• **Your objective**:
Among the entries below, count the lines with "Windows" in them and state the total without comment.

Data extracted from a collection

•••

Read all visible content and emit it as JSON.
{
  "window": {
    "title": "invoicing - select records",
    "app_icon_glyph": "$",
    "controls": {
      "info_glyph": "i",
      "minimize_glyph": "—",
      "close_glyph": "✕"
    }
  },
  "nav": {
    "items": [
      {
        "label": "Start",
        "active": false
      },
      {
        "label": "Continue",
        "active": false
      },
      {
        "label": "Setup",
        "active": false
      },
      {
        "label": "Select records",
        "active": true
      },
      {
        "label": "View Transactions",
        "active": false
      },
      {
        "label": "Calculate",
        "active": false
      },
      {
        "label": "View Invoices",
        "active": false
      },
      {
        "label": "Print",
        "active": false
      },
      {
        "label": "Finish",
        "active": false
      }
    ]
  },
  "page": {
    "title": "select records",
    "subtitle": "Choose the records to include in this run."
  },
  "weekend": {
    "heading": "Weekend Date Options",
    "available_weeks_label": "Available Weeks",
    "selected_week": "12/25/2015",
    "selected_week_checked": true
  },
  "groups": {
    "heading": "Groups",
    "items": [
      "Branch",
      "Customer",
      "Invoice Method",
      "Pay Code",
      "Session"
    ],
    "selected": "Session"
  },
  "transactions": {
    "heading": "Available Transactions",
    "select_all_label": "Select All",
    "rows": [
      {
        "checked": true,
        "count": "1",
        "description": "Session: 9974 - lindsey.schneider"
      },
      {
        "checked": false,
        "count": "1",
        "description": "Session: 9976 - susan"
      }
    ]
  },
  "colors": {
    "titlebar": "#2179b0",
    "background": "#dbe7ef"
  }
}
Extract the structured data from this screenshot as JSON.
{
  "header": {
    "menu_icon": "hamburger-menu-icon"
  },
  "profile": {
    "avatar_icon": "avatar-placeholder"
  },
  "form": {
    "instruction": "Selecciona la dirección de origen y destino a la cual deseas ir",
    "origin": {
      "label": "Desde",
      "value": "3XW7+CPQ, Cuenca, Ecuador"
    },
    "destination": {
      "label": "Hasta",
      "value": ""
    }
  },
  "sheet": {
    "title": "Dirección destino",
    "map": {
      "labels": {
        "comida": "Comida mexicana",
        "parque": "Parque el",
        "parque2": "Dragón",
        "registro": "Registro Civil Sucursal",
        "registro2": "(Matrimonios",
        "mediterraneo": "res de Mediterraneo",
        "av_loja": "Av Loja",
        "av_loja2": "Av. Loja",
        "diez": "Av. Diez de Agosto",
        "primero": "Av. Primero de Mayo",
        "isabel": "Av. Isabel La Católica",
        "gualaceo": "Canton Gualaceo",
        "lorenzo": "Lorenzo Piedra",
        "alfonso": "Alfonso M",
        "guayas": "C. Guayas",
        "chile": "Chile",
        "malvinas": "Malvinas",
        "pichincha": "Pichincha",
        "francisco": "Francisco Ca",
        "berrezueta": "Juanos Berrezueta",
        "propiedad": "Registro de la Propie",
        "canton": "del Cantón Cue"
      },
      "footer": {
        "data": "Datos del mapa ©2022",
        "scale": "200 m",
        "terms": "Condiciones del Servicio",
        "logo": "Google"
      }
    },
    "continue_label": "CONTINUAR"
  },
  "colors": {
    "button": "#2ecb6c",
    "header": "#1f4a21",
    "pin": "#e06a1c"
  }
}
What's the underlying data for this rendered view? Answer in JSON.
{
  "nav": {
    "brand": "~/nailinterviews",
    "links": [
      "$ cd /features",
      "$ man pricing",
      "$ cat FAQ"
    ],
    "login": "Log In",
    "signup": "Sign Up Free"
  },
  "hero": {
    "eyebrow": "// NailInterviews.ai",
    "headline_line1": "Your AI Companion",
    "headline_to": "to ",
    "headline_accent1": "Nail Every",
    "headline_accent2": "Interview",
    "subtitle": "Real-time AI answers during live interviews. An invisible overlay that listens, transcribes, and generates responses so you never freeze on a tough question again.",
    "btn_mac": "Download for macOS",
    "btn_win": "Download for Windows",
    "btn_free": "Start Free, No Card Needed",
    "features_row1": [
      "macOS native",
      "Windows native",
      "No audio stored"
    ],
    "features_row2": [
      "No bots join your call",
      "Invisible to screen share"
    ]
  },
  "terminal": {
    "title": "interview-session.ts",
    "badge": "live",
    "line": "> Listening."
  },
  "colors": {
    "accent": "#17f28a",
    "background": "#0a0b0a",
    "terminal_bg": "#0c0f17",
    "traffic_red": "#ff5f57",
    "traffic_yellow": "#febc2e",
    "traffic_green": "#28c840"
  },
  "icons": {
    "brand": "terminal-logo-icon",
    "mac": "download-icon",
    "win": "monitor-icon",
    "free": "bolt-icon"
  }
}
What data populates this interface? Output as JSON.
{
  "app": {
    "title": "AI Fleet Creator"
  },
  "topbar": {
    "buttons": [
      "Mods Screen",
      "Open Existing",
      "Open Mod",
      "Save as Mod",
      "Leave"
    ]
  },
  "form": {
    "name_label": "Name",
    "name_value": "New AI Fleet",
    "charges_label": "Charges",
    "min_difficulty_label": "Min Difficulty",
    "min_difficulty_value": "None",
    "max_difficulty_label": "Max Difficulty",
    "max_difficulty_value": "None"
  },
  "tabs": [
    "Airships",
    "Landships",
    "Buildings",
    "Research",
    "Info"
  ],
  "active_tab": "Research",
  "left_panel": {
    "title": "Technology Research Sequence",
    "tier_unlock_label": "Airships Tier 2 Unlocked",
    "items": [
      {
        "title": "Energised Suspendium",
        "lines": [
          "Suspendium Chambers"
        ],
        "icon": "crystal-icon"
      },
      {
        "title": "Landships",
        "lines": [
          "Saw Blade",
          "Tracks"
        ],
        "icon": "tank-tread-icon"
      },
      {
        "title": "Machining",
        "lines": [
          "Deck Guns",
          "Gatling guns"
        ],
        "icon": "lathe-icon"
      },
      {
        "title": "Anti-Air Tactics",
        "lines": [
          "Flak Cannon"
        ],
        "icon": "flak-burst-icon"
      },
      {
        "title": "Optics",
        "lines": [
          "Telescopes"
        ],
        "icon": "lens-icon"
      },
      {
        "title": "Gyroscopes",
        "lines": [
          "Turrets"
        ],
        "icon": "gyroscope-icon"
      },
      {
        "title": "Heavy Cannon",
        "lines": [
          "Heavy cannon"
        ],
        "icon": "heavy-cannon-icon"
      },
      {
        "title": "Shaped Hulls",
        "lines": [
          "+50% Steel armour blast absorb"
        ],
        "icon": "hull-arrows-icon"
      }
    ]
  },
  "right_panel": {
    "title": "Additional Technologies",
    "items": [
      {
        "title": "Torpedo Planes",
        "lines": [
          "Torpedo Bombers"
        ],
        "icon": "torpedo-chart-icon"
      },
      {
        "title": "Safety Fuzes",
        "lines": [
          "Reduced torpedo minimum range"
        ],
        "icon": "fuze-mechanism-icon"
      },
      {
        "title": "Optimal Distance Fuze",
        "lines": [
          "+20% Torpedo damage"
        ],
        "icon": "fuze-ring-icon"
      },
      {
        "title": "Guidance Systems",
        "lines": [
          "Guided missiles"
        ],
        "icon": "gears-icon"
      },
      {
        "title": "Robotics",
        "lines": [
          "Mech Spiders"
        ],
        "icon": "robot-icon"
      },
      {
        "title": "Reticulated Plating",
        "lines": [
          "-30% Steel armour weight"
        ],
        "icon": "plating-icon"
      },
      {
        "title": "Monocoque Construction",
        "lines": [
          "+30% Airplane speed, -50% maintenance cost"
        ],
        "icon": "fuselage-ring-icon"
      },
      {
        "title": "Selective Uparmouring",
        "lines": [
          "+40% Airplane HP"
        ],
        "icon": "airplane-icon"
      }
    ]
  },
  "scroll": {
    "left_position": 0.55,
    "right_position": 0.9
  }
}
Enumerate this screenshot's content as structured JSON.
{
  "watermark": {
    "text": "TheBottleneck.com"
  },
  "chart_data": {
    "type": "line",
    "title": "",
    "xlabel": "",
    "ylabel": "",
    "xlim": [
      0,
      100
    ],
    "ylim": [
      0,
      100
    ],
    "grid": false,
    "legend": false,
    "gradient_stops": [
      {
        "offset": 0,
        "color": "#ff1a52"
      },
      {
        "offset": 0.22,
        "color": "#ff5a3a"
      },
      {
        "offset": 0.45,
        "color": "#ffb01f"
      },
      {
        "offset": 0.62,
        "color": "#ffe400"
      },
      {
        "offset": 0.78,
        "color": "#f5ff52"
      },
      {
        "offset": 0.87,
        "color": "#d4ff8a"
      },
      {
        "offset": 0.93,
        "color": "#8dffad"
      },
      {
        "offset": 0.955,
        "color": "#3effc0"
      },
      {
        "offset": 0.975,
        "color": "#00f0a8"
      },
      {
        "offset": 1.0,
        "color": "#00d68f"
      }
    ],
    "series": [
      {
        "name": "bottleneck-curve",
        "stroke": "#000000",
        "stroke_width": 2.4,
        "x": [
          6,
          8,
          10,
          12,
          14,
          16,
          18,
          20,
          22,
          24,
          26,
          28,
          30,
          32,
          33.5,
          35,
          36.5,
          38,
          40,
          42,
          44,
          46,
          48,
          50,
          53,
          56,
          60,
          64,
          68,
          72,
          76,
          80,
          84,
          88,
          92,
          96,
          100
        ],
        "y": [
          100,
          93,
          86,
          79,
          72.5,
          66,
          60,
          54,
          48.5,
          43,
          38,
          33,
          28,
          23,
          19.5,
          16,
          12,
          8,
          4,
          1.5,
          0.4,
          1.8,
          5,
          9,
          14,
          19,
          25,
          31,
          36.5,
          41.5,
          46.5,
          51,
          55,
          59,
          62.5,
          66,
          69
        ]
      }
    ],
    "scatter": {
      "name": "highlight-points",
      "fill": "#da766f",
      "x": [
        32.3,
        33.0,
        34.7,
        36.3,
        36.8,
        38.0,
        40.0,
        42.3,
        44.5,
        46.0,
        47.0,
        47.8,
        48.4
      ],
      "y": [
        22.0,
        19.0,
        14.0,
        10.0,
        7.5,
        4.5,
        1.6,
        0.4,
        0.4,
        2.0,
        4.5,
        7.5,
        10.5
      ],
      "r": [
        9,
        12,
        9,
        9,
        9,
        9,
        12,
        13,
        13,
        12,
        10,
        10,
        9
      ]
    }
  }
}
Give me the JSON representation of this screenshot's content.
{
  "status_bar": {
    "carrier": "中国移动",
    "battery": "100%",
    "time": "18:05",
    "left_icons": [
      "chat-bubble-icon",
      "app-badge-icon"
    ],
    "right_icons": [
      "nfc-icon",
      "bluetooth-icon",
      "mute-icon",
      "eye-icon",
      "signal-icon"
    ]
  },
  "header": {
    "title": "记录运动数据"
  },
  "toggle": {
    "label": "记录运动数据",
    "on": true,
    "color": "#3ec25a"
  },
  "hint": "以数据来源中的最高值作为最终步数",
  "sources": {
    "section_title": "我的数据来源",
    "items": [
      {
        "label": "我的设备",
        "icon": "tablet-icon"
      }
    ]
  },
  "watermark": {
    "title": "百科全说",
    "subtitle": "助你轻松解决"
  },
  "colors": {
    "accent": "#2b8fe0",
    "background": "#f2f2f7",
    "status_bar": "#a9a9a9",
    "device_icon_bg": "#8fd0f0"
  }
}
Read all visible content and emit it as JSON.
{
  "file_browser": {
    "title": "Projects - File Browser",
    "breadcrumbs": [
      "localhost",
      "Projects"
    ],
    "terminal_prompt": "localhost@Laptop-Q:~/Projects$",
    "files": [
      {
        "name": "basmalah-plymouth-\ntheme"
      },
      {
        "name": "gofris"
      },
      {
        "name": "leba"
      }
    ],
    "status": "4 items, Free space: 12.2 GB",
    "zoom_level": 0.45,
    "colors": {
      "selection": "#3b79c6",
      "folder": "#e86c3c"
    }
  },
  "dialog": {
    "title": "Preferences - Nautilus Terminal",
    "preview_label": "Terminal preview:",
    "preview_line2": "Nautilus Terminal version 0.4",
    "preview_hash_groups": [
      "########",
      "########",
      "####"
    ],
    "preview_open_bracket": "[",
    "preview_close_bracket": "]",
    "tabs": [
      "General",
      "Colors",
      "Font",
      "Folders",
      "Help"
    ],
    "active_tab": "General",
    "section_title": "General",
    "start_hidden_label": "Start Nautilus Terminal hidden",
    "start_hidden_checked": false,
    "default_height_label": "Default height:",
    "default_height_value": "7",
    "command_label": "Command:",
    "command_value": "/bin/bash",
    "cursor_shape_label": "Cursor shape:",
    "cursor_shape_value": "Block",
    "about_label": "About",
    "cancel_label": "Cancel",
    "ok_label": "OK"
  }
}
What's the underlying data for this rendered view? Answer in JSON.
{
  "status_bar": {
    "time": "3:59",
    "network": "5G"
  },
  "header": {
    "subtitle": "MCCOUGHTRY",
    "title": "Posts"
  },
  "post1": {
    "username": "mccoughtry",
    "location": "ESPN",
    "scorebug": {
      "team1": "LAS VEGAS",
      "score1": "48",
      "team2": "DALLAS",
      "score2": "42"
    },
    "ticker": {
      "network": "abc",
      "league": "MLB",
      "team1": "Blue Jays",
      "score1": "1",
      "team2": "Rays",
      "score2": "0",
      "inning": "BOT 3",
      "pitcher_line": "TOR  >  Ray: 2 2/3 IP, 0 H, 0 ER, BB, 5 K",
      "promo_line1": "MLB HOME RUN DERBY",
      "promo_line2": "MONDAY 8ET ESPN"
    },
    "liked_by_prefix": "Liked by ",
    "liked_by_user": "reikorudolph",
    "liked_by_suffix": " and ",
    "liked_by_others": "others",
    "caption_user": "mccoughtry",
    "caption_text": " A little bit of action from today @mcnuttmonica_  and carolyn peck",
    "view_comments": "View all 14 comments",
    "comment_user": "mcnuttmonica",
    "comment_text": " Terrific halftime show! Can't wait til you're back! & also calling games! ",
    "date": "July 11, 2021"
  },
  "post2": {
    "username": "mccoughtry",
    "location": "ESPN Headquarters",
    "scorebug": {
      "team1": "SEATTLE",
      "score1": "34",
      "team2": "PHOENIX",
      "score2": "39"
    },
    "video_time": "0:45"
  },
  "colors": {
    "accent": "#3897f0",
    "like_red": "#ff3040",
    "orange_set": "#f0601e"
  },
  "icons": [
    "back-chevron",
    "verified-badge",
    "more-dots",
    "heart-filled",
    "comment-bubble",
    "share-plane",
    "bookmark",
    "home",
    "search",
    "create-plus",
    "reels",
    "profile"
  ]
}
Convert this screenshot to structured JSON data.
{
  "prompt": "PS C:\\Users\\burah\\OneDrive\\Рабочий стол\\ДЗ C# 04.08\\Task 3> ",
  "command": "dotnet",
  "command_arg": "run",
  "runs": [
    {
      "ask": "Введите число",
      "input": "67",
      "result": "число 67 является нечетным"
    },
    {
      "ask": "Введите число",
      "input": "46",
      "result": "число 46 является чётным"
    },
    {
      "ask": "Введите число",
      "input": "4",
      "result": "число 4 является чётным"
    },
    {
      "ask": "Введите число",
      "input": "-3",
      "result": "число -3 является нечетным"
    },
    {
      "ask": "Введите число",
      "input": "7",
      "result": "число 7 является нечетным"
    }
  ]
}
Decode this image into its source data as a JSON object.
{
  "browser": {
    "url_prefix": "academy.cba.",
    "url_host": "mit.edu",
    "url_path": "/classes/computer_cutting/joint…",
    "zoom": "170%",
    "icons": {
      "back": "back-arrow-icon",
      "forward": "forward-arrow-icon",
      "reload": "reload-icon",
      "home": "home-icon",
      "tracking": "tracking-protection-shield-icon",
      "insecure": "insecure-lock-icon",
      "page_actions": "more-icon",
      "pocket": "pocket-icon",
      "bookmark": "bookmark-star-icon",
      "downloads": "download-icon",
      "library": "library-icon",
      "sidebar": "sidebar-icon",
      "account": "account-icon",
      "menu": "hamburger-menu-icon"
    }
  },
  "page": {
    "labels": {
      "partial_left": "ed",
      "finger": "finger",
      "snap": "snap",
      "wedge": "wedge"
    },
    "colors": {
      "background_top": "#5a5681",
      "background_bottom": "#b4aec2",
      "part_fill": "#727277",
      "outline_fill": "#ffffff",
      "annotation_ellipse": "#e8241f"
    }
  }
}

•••

• **Solution for this task**:
2